How far along can you spay a pregnant cat?
Although we know the method of how to abort a cat's pregnancy, it may not always be recommended. Feline abortion drugs can be used up to three weeks before the probable date of delivery. Since the due date can be difficult to determine if we don't know when fertilization took place, it is not always possible to leave it that late. After this time they may be either ineffective or cause side effects.
Spaying pregnant cats is something which will likely be done at the discretion of the vet. However, those who would have a problem with this procedure on moral grounds are in the minority. Few more than vets know the problem that unwanted cats can bring. These cats put strain on already scant resources and many will go into a system where they can't be rehoused. For kill-shelters, this means they will be killed after they have had a chance to experience some life, which can seem more cruel than aborting earlier.

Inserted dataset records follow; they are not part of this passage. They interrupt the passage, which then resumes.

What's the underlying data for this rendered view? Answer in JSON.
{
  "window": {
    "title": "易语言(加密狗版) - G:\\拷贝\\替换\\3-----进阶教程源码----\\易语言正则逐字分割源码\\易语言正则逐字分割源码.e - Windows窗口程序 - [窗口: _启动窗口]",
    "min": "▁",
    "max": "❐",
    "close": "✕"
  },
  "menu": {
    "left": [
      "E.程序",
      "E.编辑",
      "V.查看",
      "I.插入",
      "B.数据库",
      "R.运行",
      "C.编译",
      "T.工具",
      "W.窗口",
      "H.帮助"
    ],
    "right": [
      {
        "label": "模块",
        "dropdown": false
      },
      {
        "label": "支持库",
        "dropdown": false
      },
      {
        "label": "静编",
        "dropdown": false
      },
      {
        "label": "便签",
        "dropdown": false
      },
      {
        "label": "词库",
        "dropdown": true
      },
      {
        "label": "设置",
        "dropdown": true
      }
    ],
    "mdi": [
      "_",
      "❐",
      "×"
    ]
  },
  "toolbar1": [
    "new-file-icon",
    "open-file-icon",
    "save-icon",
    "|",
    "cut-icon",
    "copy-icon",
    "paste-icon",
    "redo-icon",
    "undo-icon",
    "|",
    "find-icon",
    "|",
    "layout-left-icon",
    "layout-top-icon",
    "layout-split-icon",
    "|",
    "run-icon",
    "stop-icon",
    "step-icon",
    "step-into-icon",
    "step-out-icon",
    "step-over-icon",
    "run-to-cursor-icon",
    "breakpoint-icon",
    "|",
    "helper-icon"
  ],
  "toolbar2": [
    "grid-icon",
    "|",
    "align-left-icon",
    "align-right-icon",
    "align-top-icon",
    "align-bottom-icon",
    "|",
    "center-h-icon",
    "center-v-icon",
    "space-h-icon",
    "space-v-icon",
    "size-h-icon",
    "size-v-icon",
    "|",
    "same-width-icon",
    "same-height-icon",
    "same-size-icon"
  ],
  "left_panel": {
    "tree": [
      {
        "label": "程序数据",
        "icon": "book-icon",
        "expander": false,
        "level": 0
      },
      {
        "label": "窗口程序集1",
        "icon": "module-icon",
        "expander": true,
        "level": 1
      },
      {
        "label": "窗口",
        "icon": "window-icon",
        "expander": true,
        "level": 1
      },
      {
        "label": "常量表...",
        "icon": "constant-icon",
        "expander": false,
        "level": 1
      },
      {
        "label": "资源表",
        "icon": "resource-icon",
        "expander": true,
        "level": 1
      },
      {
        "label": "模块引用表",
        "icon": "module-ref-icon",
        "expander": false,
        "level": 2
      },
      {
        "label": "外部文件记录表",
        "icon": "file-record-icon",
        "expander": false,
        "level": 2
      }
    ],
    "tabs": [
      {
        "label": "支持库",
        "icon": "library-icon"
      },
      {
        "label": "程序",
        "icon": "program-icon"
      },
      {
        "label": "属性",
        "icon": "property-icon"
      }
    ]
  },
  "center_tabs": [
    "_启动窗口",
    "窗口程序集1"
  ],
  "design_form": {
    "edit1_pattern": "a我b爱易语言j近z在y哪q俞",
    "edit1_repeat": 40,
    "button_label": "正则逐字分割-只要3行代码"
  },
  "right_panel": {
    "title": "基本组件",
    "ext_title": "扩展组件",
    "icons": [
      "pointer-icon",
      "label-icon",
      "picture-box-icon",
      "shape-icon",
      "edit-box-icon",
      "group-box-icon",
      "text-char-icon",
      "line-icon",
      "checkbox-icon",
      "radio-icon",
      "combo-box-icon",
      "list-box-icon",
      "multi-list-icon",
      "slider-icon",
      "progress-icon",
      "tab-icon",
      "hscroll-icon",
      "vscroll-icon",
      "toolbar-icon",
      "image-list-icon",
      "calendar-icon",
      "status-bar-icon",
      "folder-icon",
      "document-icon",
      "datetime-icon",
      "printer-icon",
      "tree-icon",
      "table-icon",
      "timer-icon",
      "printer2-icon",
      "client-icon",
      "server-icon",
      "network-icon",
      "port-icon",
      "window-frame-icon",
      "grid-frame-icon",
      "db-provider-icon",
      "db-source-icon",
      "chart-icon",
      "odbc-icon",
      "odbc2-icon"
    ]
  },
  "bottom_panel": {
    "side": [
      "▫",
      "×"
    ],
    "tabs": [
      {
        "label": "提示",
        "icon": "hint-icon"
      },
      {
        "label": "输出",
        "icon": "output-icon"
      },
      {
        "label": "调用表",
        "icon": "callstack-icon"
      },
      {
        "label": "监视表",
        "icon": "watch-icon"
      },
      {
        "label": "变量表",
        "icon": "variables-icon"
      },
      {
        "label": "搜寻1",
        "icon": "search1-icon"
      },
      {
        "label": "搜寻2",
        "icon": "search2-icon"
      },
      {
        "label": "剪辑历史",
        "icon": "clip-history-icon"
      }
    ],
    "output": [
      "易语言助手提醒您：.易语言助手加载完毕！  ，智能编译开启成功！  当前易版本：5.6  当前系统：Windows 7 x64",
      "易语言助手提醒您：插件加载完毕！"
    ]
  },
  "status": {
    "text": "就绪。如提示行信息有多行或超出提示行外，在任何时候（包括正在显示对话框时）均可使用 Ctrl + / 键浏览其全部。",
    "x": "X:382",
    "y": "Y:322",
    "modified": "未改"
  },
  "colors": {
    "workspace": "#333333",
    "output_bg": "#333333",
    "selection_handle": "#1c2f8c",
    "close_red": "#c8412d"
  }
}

Some veterinarians will carry out a termination at any stage of the pregnancy. Others may not wish to carry it out after two weeks before the due date as they are worried about health complications for the mother. This is due to the accumulation of blood that can occur in the womb during gestation.
Spaying pregnant dogs is a complicated issue, but a qualified and experienced veterinarian should be able to discuss the options with you. The strain of unwanted kittens and the quality of life they will experience are big factors. So too is the health of the mother. Animal guardians need to make considerations for their family also, so available resources may make the decision for us.
Even if the pregnancy is further along, spaying a pregnant cat is usually fairly safe. There may be some complications (e.g. if the cat is obese or has a health issue), but spaying is a relatively safe procedure and complications are rare.
How to avoid pregnancy in cats
To avoid the difficult decision of whether to terminate a cat's pregnancy, prevention is imperative. As cat guardians, it is our responsibility to ensure the welfare of our felines. Sterilization is recommended for companion cats. There are drugs which can be taken to inhibit the heat cycle, but they are not always effective and possible side effects include breast tumors or uterine infection. They are not advised for use as a permanent contraceptive.
Many of use think it might be a good idea to start breeding cats, whether out of a desire to make money or because you like the idea of having kittens. However, many still don't appreciate the responsibility this brings. They think there will be lots of families wanting to adopt the kittens, but this is not necessarily true. In the USA alone, 3.2 million cats are entered into the shelter system per year, about 860,000 of which are euthanized. Adding more will only exacerbate the problem.
Unwanted cats also add to the problem of increased feral cat populations. These cats come form unwanted domestic cats who have to live outside and fend for themselves. TNR (trap-neuter-release) schemes have shown some success in reducing these populations and improving the welfare of cats in general.
This article is purely informative. AnimalWised does not have the authority to prescribe any veterinary treatment or create a diagnosis. We invite you to take your pet to the veterinarian if they are suffering from any condition or pain.
If you want to read similar articles to Spaying Pregnant Cats - Is It Safe?, we recommend you visit our Pregnancy problems category.